By Meg Long and Clare Nolan
As stakeholders in the social sector, we all care deeply about impact. We are driven to move the needle on the systemic and social conditions that will improve individual and community outcomes in the fields in which our sector works — education, health, community development, the environment, and civic society, among others. Because of this drive, it’s vital that we think deeply and continuously about how we can improve the likelihood that the work we do leads to impact.
Evaluation and continuous learning — the “R&D” of the social sector — can help us in our quest. We have to both improve the quality and influence of evaluation in philanthropy and help philanthropy become more open and responsive to new evaluation perspectives and lessons. There are several trends that show us that the relationship between philanthropy, evaluation, and learning as tools for increased impact is evolving rapidly, and will continue to do so:
- Learning and evaluation needs in philanthropy are shifting. Foundations are placing greater emphasis on achieving measurable results and many are now tackling community and systems change. This has challenged evaluators to develop new skills and approaches that go well beyond evaluating discrete programs.
- There are concerns about the usefulness and influence of evaluation. A recent study by the Center for Effective Philanthropy and the Center for Evaluation Innovation highlighted a number of challenges in philanthropic evaluation, including limitations in generating useful insights for the field, lessons for grantees, and meaningful insights for foundation staff. There is also a need for new voices and diverse perspectives to contribute to the field’s thinking about equity issues facing our society.
- Building the evaluation field’s capacity requires new levels of partnership that are not well supported. Most small- and mid-sized evaluation firms operate as intermediaries, providing services and products to strengthen foundations and the social sector. Because most operate as small businesses, however, they are not incentivized to collaborate and are typically ineligible for foundation capacity-building support. Advancing the field will require new partnerships both among evaluators and with funders.
If we are serious about continuing to learn from our work, innovating in the moment, and doggedly advancing a change agenda that produces systemic and societal outcomes, funders and their evaluation partners must think and work differently together. Yet, there appear to be two sets of market forces — driven by issues of supply and demand — standing in our way:
Market Force #1: Supply (i.e., addressing talent needs)
- Old skills, new skills. External consultants and in-house evaluation staff are expected to have wide-ranging skills that go well beyond traditional social science methodologies. Being all things to all people may be an unreasonable challenge. Quality research skills remain essential, even as foundations seek additional skills in areas such as facilitation, equity, change management, adult learning, and systems thinking, to name a few.
- An apprenticeship model.
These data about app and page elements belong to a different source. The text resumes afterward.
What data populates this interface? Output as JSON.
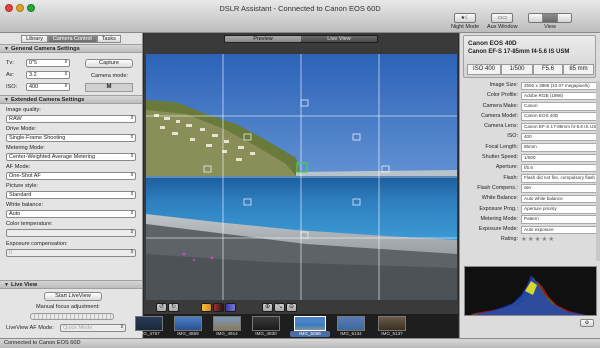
{
  "window": {
    "title": "DSLR Assistant - Connected to Canon EOS 60D"
  },
  "toolbar": {
    "night_mode": "Night Mode",
    "aux_window": "Aux Window",
    "view": "View"
  },
  "left_panel": {
    "tabs": [
      "Library",
      "Camera Control",
      "Tasks"
    ],
    "general": {
      "title": "General Camera Settings",
      "tv_label": "Tv:",
      "tv_value": "0\"5",
      "av_label": "Av:",
      "av_value": "3.2",
      "iso_label": "ISO:",
      "iso_value": "400",
      "capture_button": "Capture",
      "camera_mode_label": "Camera mode:",
      "camera_mode_value": "M"
    },
    "extended": {
      "title": "Extended Camera Settings",
      "image_quality_label": "Image quality:",
      "image_quality_value": "RAW",
      "drive_mode_label": "Drive Mode:",
      "drive_mode_value": "Single-Frame Shooting",
      "metering_label": "Metering Mode:",
      "metering_value": "Center-Weighted Average Metering",
      "af_mode_label": "AF Mode:",
      "af_mode_value": "One-Shot AF",
      "picture_style_label": "Picture style:",
      "picture_style_value": "Standard",
      "white_balance_label": "White balance:",
      "white_balance_value": "Auto",
      "color_temp_label": "Color temperature:",
      "exposure_comp_label": "Exposure compensation:",
      "exposure_comp_value": "0"
    },
    "live_view": {
      "title": "Live View",
      "start_button": "Start LiveView",
      "manual_focus_label": "Manual focus adjustment:",
      "af_mode_label": "LiveView AF Mode:",
      "af_mode_value": "Quick Mode"
    }
  },
  "center": {
    "tabs": [
      "Preview",
      "Live View"
    ],
    "active_tab": "Preview",
    "tools": {
      "rotate": [
        "↺",
        "↻"
      ],
      "zoom": [
        "⊕",
        "⤡",
        "⊖"
      ]
    },
    "thumbnails": [
      {
        "name": "IMG_4767"
      },
      {
        "name": "IMG_4859"
      },
      {
        "name": "IMG_4914"
      },
      {
        "name": "IMG_4930"
      },
      {
        "name": "IMG_5089",
        "selected": true
      },
      {
        "name": "IMG_5134"
      },
      {
        "name": "IMG_5137"
      }
    ]
  },
  "right_panel": {
    "camera": "Canon EOS 40D",
    "lens": "Canon EF-S 17-85mm f4-5.6 IS USM",
    "exposure": [
      "ISO 400",
      "1/500",
      "F5.6",
      "85 mm"
    ],
    "metadata": [
      {
        "key": "Image Size:",
        "value": "2592 x 3888 (10.07 megapixels)"
      },
      {
        "key": "Color Profile:",
        "value": "Adobe RGB (1998)"
      },
      {
        "key": "Camera Make:",
        "value": "Canon"
      },
      {
        "key": "Camera Model:",
        "value": "Canon EOS 40D"
      },
      {
        "key": "Camera Lens:",
        "value": "Canon EF-S 17-85mm f4-5.6 IS USM"
      },
      {
        "key": "ISO:",
        "value": "400"
      },
      {
        "key": "Focal Length:",
        "value": "85mm"
      },
      {
        "key": "Shutter Speed:",
        "value": "1/500"
      },
      {
        "key": "Aperture:",
        "value": "f/5.6"
      },
      {
        "key": "Flash:",
        "value": "Flash did not fire, compulsory flash mode"
      },
      {
        "key": "Flash Compens.:",
        "value": "0ev"
      },
      {
        "key": "White Balance:",
        "value": "Auto white balance"
      },
      {
        "key": "Exposure Prog.:",
        "value": "Aperture priority"
      },
      {
        "key": "Metering Mode:",
        "value": "Pattern"
      },
      {
        "key": "Exposure Mode:",
        "value": "Auto exposure"
      },
      {
        "key": "Rating:",
        "value": "★★★★★"
      }
    ]
  },
  "status": {
    "text": "Connected to Canon EOS 60D"
  }
}
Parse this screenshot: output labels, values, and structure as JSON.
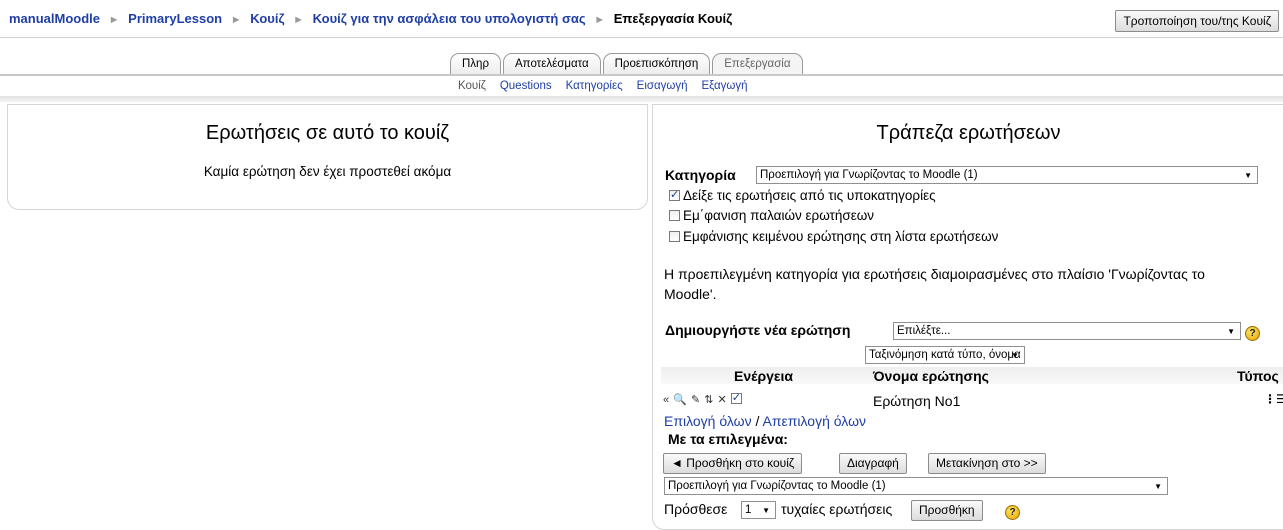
{
  "breadcrumb": {
    "items": [
      "manualMoodle",
      "PrimaryLesson",
      "Κουίζ",
      "Κουίζ για την ασφάλεια του υπολογιστή σας"
    ],
    "current": "Επεξεργασία Κουίζ"
  },
  "header": {
    "update_button": "Τροποποίηση του/της Κουίζ"
  },
  "tabs": [
    {
      "label": "Πληρ"
    },
    {
      "label": "Αποτελέσματα"
    },
    {
      "label": "Προεπισκόπηση"
    },
    {
      "label": "Επεξεργασία"
    }
  ],
  "subtabs": [
    {
      "label": "Κουίζ"
    },
    {
      "label": "Questions"
    },
    {
      "label": "Κατηγορίες"
    },
    {
      "label": "Εισαγωγή"
    },
    {
      "label": "Εξαγωγή"
    }
  ],
  "left": {
    "title": "Ερωτήσεις σε αυτό το κουίζ",
    "empty_text": "Καμία ερώτηση δεν έχει προστεθεί ακόμα"
  },
  "right": {
    "title": "Τράπεζα ερωτήσεων",
    "category_label": "Κατηγορία",
    "category_value": "Προεπιλογή για Γνωρίζοντας το Moodle (1)",
    "options": [
      {
        "label": "Δείξε τις ερωτήσεις από τις υποκατηγορίες",
        "checked": true
      },
      {
        "label": "Εμ΄φανιση παλαιών ερωτήσεων",
        "checked": false
      },
      {
        "label": "Εμφάνισης κειμένου ερώτησης στη λίστα ερωτήσεων",
        "checked": false
      }
    ],
    "description_line1": "Η προεπιλεγμένη κατηγορία για ερωτήσεις διαμοιρασμένες στο πλαίσιο 'Γνωρίζοντας το",
    "description_line2": "Moodle'.",
    "create_label": "Δημιουργήστε νέα ερώτηση",
    "create_select": "Επιλέξτε...",
    "sort_select": "Ταξινόμηση κατά τύπο, όνομα",
    "columns": {
      "action": "Ενέργεια",
      "name": "Όνομα ερώτησης",
      "type": "Τύπος"
    },
    "rows": [
      {
        "name": "Ερώτηση Νο1",
        "checked": true
      }
    ],
    "select_all": "Επιλογή όλων",
    "slash": "/",
    "deselect_all": "Απεπιλογή όλων",
    "with_selected": "Με τα επιλεγμένα:",
    "btn_add": "◄ Προσθήκη στο κουίζ",
    "btn_delete": "Διαγραφή",
    "btn_move": "Μετακίνηση στο >>",
    "move_select": "Προεπιλογή για Γνωρίζοντας το Moodle (1)",
    "random_prefix": "Πρόσθεσε",
    "random_count": "1",
    "random_suffix": "τυχαίες ερωτήσεις",
    "btn_random_add": "Προσθήκη"
  },
  "colors": {
    "link": "#1f3fa6",
    "border": "#d6d6d6"
  }
}
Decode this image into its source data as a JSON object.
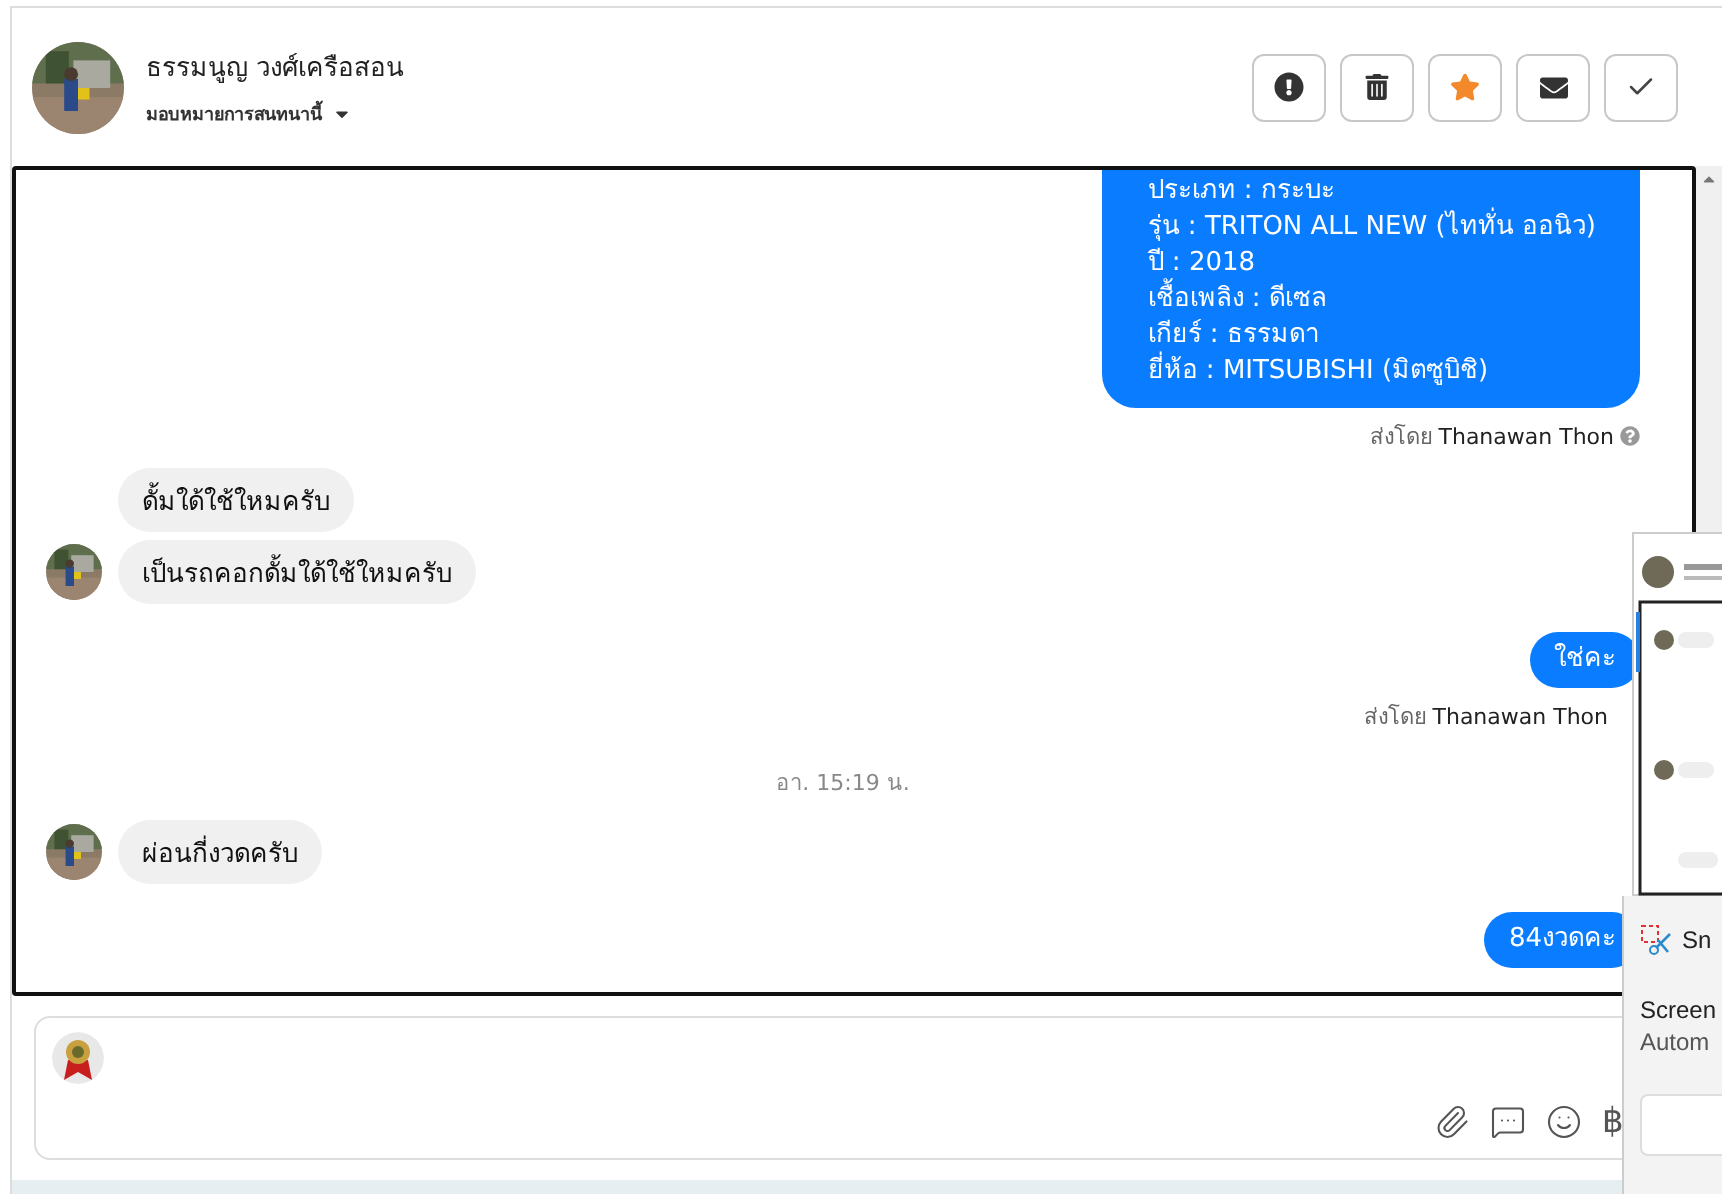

Given the complexity of skills involved in evaluation consulting, talent development takes time, and the apprenticeship model employed by most firms works well. However, funders could do a better job recognizing, accepting, and supporting firms’ talent development efforts, especially since many funders hire former evaluation consultants as staff.
- Need — and readiness — for diversity. The need for new voices and diverse perspectives in the evaluation field is broadly recognized as important to making progress on pressing equity issues. Along with this, foundations must be ready to accept and value different ways of thinking and new perspectives, or diversification efforts will fail. The Equitable Evaluation Project offers a critical perspective on evaluation orthodoxies that get in the way of improved practice on this front.
Market Force #2: Demand (i.e., addressing the influence of evaluation on philanthropic practice)
- Informing expectations. Evaluators are often excluded from early-stage conversations about impact measurement and program design, despite their technical knowledge of research and their experience assessing what’s worked and what hasn’t across programs. Funders can be more flexible in their approach and make space for evaluator feedback in both areas
- Competition over collaboration. Competition among evaluators impedes collaboration and knowledge-sharing that could advance the collective capacity of the field. While this is often true, part of the problem is that there is a lack of structures or mechanisms that facilitate learning and collaboration among evaluators and funders. For example, Grantmakers for Effective Organizations’ Learning Conference is closed to the vast majority of evaluation consultants despite the relevance of our knowledge to these discussions.
- Clients over field. Evaluation is heavily focused on the needs of individual clients, and thus rarely informs broader social change efforts. Foundations should actively partner with evaluators to share findings with their peers and communities with whom they work through resources such as IssueLab.
Addressing the market forces of supply and demand requires greater partnership among evaluators and with funders. Unless something is done to change how evaluators and funders work together, we will continue to produce outcomes that at best “tinker” at the margins of improvement and never reach the scale of impact that we want to achieve.
More than two dozen funders and evaluators from across the country met to discuss and develop action items on these topics a few months ago, which you can read more about here. We also invite you to continue this conversation by joining us for a follow-up exploratory dialogue at the American Evaluation Association Conference in November. If you are interested in participating, or would like to support this field-advancing effort, please get in touch with us at firstname.lastname@example.org and email@example.com.